3. Money Market Accounts

A money market account often shares many of the same benefits as a savings account, but you can also have access to your money via checks and debit cards like a checking account. However, even though money market accounts are no longer subject to Regulation D, some banks may still opt to limit transactions and enact penalties. In addition, minimum deposits for money market accounts are generally higher than traditional savings accounts.  

Learn more about the benefits of a money market account. →

How do I choose between a money market account and a savings account for my deposits? 

Well, it depends on how many withdrawals you expect. The main difference between a savings account and a money market account is the freedom you have with your money once it’s been deposited. This can be a good or bad thing!

While money market accounts typically come with “extra” features to manage your money, such as check-writing features, this ease of access typically comes with a much lower interest rate. This means not only are you more likely to withdraw that money, but you’re also less likely to make as much in interest on the amount of money you do have. Depending on your current financial habits and discipline, you may want to consider one account over the other.

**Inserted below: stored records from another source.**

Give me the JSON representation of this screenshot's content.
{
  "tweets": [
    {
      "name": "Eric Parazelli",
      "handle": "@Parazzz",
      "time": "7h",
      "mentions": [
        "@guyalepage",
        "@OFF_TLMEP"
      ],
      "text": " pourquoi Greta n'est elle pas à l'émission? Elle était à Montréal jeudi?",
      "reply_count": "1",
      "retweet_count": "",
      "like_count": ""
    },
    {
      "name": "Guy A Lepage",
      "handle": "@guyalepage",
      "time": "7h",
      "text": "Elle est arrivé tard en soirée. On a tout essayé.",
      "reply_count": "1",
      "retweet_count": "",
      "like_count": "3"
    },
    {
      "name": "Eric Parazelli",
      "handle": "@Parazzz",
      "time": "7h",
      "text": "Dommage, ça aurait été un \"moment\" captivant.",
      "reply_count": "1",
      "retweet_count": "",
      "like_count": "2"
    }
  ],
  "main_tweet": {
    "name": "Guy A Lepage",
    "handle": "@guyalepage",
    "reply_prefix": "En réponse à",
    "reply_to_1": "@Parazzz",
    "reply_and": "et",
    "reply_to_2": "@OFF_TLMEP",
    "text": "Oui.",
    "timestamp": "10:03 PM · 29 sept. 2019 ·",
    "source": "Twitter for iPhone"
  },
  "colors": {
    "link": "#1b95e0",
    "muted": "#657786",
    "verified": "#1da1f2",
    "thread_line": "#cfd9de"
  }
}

Cornerstone Bank can help you choose between types of bank deposits in Kansas City

More than anything, our bankers are here to help you with any of your financial needs. Since 2001, we have been a primary resource for our customers across the Kansas City metro and the country. We take pride in watching our customers thrive, no matter who you are. 

We always put our customers first, and that means giving them the best experience banking has to offer. We don’t believe in basic banking; rather, we go above and beyond to help our customers make their money work for them. 

For more information, visit our Overland Park office or give us a call at 913-239-8100 to let us know how we can help. Also try out our new online Deposit Tool to discover which type of bank deposits best suit your needs. 

Online Deposit Tool